     “I’ve just got to be tall enough,” she whispered.
      Lupita grabbed Marissa’s arm and pulled her toward the ride. She pressed her back against the sign that said YOU MUST BE THIS TALL TO RIDE.  Reaching over her head, she held the spot with a pointed finger.
    “Woo-Hoo!” she cheered.
     The Hammer’s motor roared furiously. It flung its long arms like mad.
    Marissa shook her head. “I’m not riding on that.”
   “Pleeease,” Lupita begged. “You can pick all of the other rides today, if you’ll just promise to ride The Hammer with me.”

Do you have a favorite summer memory? Why don’t you write about it?

Wednesday, July 10, 2013

Release: The Ghost Catcher

Hi everybody,

Today, I am proud to introduce you to my friend Kathi Sprayberry.  Her new book Ghost Catcher is being released today. I got a sneak peak at Ghost Catcher in its early stages and I can’t wait to read the finished product.

A gift to know when people are in trouble of the ghostly type puts Hailey Hatmaker in the middle of a major problem – one that winds up getting her into more hot water than she can handle. In true Hailey Hatmaker fashion, she dives into what turns out to be a battle with Limbo, her number one nemesis.
Can Hailey rescue two friends before it's too late? Or ish forever condemned to losing to Limbo?

No adult in Landry, Georgia would ever admit a teen can do something right. Not a one, for then they would have to 'fess up to the teens being able to make their own decisions. The people in charge just plain ignored any good thing teens did.
Then I saw a problem, one I couldn't say a word about. All I could do is stand to one side and watch as disaster loomed.
I was the last person with Maren Dougless and Zac Morton Friday afternoon at the high school. What I saw of their auras – green with a black outer edge – scared me right down to my toes. As if that wasn't bad enough, since black represented death, and green meant vibrant life, in addition the center of those auras each had a reddish eye in the center with sickly yellow streaks arcing throughout it.
            That was more than enough to make any person run for the hills, but I'm Hailey Hatmaker, Ghost Catcher extraordinaire. After many, many years of catching ghosts, I didn't want two good friends to suffer that fate, but I had a big problem.

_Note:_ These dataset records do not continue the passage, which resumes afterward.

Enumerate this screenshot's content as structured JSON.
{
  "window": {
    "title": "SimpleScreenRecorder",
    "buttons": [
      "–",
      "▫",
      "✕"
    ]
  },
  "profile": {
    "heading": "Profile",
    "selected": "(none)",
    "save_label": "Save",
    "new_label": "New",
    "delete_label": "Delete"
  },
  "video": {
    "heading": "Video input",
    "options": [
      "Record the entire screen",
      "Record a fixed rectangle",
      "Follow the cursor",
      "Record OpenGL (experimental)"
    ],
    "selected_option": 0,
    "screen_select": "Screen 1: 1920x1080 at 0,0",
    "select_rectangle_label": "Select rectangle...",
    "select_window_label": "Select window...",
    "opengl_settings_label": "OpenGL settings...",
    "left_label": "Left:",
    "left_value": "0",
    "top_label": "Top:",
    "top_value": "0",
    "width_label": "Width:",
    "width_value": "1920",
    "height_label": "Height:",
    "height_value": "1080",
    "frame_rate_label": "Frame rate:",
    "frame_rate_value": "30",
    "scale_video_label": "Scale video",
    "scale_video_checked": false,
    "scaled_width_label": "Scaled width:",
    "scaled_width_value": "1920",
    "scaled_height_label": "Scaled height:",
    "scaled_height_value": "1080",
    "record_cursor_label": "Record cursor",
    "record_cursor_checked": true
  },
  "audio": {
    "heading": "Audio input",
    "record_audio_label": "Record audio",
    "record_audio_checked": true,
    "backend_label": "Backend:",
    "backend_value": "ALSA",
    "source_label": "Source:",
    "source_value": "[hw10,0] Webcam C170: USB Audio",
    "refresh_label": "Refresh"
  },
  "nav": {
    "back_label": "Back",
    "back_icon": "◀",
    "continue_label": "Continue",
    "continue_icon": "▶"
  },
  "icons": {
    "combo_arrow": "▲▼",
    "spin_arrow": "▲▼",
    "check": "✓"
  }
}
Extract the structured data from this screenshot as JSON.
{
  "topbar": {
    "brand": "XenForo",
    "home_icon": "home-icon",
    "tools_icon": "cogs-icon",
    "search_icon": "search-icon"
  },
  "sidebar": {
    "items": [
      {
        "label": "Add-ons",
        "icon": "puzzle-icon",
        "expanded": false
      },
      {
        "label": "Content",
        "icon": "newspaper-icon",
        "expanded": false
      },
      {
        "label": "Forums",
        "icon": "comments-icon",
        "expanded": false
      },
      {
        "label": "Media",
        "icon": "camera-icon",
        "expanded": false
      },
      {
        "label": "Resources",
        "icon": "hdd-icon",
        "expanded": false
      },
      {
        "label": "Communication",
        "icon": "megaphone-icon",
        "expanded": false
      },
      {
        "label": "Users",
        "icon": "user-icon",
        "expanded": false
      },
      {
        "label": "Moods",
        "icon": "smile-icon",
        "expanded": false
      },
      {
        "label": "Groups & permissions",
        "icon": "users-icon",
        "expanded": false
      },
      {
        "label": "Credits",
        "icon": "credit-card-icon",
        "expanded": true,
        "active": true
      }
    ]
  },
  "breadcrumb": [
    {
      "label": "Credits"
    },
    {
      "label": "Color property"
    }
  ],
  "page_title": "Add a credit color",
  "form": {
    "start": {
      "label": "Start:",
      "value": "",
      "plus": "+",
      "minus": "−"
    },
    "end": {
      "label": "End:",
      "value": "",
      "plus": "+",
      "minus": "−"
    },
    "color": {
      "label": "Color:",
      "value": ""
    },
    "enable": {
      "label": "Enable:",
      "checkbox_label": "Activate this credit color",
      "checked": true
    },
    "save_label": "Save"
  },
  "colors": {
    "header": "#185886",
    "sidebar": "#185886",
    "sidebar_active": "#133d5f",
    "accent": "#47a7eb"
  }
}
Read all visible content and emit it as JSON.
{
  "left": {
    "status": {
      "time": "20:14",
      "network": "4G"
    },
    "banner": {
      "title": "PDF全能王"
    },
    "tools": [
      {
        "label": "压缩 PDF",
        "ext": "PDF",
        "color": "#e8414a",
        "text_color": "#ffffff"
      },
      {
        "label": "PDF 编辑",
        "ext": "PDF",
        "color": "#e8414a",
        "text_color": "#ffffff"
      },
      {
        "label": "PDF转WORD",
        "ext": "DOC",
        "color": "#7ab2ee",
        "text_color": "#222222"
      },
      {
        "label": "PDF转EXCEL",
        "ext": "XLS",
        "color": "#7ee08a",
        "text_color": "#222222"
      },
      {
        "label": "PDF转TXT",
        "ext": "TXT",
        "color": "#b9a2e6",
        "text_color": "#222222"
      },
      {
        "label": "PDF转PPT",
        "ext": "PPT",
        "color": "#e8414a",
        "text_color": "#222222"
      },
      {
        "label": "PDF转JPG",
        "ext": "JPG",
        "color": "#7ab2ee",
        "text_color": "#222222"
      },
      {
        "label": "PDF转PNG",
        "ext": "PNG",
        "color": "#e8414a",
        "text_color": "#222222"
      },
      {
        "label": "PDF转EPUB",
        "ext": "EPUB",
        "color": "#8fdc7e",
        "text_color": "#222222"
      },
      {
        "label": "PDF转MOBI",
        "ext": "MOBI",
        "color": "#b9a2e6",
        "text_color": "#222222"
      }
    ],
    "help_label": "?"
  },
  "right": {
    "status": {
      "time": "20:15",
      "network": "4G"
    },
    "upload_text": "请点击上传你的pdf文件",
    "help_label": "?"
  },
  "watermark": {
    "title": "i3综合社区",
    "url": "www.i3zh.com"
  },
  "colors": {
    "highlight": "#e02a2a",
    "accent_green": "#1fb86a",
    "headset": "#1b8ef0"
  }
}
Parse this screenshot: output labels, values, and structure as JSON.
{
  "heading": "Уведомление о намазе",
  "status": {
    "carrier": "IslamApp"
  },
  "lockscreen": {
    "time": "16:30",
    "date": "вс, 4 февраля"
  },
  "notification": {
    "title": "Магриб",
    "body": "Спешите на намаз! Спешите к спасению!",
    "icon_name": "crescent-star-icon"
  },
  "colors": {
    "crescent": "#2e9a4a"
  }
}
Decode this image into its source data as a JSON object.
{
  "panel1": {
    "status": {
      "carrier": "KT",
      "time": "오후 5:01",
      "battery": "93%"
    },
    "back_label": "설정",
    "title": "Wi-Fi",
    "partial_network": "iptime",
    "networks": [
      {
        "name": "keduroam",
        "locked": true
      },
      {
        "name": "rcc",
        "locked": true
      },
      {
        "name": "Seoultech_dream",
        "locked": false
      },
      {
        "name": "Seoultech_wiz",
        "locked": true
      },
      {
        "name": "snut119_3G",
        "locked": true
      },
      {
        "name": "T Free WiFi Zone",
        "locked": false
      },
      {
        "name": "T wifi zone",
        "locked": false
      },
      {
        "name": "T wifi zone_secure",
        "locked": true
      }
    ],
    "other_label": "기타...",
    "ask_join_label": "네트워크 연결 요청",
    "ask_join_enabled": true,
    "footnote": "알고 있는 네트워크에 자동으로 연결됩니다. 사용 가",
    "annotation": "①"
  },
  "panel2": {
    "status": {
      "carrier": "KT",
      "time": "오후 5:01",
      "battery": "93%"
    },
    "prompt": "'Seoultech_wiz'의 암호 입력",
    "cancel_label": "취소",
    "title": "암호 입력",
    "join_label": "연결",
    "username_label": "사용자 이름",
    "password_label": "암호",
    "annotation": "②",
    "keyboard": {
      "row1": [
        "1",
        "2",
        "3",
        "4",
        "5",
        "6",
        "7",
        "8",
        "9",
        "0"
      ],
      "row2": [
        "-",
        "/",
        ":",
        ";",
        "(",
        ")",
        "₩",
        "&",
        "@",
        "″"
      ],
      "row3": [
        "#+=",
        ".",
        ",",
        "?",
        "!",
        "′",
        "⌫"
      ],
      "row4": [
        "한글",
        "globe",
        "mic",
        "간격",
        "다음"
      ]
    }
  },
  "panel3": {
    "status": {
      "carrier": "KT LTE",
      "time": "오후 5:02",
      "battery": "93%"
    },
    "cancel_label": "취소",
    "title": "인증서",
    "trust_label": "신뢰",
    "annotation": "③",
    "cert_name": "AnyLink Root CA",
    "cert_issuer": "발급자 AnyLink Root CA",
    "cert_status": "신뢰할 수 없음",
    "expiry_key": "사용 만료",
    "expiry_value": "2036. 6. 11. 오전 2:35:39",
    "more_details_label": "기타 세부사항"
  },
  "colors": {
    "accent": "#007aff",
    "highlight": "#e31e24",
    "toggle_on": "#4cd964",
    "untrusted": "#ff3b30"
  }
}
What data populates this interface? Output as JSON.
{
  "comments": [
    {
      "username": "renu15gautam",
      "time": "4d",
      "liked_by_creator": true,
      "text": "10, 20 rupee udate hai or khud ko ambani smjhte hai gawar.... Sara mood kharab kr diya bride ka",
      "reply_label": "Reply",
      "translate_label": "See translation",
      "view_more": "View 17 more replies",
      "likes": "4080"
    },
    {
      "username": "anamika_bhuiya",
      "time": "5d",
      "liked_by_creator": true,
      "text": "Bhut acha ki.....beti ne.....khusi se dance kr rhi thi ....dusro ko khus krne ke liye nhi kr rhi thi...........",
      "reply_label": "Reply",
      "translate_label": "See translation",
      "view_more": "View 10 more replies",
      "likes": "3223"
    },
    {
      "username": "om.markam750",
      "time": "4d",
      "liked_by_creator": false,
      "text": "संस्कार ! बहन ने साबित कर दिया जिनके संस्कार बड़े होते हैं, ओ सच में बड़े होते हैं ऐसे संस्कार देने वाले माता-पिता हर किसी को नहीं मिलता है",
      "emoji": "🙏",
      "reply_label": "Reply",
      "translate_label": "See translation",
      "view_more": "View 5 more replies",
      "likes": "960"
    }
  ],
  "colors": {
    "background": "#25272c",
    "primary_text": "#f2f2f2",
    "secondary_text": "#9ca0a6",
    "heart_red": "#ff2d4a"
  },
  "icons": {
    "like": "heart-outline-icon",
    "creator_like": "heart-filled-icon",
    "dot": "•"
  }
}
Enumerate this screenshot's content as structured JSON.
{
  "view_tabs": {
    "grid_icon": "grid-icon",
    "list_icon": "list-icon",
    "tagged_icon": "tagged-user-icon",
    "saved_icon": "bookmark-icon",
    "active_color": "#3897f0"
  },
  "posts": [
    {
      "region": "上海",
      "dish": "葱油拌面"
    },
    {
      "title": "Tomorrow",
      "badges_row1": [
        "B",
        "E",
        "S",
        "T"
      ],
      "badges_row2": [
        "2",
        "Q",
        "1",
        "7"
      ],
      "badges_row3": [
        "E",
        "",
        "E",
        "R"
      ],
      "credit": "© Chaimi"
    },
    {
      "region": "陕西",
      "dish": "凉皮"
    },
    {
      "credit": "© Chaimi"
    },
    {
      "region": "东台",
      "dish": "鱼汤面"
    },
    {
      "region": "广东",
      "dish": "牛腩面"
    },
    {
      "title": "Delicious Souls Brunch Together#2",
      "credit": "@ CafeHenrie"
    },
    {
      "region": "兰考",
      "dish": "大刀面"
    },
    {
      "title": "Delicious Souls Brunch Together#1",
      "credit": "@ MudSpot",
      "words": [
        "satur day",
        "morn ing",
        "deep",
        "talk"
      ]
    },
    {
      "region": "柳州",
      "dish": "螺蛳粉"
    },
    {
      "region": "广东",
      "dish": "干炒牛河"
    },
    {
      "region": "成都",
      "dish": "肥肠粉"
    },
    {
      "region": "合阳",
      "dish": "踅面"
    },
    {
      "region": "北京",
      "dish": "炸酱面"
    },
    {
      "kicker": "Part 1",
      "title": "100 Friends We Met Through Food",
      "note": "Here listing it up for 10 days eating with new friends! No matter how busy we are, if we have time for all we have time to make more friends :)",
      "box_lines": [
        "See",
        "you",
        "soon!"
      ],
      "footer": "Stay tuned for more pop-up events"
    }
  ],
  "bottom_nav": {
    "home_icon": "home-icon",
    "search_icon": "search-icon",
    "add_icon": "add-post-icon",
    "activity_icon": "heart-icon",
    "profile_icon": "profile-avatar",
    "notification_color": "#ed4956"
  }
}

I am happily married to a man I met while in the Air Force. We will soon celebrate 20 years of marriage. Our teen, the youngest of 8, keeps us on our toes with his band activities. Writing is something I've done since I was very young. At first, it was in a diary and then I poured all my energies into English compositions, earning praise from my Advanced Composition teacher in high school for an extremely visual project. While in the Air Force, I placed second in the Freedoms Foundation at Valley Forge's annual contest and from then on, was hooked. However, the reality of a military career and raising children forced me to put off attempting publication until my husband and I moved to Georgia. It was after the birth of our now teen that I began taking courses through The Institute of Children's Literature, Long Ridge Writer's Group, and Writers Digest in an effort to make my life's dream come true.